* _DESCRIPTION OF THE TASK_: Locate the word "higher" in the data below, then copy every line that holds it.

* _SUPPLIED INFORMATION_:
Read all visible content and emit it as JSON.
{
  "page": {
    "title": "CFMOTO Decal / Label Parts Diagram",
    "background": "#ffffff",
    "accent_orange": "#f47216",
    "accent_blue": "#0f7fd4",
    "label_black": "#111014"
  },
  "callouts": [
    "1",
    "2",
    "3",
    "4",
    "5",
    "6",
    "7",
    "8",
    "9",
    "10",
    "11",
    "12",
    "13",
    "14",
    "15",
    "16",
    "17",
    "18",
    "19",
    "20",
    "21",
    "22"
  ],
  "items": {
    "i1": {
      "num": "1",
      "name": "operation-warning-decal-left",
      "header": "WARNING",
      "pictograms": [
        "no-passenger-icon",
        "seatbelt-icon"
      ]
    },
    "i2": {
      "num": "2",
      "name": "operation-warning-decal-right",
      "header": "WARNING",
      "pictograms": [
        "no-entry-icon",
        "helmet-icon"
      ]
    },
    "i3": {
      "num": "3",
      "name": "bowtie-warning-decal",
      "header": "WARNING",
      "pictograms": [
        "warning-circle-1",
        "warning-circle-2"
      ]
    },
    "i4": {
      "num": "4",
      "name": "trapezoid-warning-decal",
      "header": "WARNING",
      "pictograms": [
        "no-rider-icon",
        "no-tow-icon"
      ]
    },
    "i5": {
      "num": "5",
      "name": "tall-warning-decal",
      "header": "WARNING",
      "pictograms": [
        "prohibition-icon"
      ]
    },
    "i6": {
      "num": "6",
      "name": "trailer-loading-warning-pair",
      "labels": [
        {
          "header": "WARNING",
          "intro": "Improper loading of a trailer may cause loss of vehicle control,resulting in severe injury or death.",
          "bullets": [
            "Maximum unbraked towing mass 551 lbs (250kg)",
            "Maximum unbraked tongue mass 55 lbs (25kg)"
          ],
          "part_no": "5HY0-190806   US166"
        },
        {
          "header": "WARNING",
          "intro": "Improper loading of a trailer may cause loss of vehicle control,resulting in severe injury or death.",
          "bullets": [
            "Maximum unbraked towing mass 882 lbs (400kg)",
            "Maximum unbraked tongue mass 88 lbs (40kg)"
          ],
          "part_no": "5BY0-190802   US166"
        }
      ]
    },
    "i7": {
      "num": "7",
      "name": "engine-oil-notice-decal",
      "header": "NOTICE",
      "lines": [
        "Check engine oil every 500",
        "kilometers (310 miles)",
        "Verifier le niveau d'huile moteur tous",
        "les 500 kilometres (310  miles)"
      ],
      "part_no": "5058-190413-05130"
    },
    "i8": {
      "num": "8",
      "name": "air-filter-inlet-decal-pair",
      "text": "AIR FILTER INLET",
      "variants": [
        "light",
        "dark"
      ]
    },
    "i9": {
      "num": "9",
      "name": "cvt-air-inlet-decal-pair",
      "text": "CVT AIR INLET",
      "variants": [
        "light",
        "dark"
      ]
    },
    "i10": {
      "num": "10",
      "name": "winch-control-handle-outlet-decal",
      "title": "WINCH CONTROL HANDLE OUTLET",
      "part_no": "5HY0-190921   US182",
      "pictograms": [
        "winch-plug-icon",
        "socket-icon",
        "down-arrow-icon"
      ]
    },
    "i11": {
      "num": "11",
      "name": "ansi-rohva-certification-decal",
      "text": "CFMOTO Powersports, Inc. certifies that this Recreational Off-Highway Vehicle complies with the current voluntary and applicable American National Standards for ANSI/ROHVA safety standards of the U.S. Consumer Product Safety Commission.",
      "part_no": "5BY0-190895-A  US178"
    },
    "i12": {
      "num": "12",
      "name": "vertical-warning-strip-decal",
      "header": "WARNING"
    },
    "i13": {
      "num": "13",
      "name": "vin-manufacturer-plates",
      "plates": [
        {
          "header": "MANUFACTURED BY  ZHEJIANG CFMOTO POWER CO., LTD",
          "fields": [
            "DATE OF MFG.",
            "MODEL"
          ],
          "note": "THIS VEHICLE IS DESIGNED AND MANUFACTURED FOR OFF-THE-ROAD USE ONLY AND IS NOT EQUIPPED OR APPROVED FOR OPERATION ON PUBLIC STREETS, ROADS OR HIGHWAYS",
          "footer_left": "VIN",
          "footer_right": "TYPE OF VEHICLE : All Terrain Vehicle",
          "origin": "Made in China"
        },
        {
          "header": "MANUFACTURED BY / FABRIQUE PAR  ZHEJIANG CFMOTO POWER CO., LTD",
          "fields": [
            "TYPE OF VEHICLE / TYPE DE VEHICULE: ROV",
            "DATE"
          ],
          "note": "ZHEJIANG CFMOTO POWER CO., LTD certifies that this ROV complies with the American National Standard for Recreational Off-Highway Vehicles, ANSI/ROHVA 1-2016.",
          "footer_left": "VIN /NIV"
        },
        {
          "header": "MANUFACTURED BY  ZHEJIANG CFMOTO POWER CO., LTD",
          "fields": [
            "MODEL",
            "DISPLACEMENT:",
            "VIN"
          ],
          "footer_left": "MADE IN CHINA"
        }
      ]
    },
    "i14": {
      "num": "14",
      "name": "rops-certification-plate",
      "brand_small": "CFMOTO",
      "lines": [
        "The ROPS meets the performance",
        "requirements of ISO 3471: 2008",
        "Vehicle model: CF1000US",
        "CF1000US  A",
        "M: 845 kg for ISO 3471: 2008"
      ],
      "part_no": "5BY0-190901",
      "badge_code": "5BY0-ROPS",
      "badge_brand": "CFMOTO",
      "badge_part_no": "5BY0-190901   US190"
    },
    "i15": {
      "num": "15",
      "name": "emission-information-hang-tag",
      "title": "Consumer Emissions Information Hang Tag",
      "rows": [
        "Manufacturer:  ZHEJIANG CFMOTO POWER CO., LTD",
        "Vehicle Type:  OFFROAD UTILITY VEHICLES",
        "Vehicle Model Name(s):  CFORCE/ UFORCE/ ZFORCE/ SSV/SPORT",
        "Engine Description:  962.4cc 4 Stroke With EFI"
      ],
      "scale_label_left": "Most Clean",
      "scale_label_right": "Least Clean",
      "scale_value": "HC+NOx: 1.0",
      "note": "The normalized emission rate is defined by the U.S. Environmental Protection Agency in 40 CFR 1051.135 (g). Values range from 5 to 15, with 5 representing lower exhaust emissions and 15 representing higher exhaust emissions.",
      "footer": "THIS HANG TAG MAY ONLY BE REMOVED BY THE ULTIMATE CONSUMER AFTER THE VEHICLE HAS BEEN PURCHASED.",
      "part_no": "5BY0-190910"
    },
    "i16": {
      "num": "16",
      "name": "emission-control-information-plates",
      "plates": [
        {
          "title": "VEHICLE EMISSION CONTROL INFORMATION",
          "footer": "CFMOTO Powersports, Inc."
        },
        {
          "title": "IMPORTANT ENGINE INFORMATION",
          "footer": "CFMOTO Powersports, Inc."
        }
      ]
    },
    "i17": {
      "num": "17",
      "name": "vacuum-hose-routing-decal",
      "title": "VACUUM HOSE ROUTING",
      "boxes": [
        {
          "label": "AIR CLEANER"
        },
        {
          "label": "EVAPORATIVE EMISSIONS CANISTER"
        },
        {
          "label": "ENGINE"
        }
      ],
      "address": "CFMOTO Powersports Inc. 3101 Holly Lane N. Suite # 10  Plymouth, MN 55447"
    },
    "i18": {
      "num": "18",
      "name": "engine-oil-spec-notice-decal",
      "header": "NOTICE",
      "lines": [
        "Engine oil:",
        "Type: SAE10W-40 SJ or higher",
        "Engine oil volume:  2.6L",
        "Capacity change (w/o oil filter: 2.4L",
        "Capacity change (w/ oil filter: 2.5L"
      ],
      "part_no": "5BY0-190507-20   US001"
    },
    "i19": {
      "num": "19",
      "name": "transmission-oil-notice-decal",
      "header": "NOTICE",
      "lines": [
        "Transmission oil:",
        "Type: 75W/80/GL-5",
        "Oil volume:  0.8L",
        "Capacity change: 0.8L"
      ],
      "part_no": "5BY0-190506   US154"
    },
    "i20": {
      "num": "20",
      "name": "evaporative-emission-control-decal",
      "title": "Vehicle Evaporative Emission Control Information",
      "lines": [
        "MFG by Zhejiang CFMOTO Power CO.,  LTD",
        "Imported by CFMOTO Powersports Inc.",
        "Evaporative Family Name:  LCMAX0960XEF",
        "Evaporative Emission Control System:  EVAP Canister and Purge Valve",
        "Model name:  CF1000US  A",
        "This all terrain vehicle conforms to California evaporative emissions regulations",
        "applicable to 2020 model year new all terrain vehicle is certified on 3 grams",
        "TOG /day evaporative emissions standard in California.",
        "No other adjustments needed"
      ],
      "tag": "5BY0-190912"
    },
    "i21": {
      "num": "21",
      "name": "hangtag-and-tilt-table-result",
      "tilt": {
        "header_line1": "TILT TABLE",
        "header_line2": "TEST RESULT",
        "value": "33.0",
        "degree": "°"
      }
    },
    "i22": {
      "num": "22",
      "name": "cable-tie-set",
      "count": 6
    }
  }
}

* _RESPONSE BELOW_:
      "note": "The normalized emission rate is defined by the U.S. Environmental Protection Agency in 40 CFR 1051.135 (g). Values range from 5 to 15, with 5 representing lower exhaust emissions and 15 representing higher exhaust emissions.",
        "Type: SAE10W-40 SJ or higher",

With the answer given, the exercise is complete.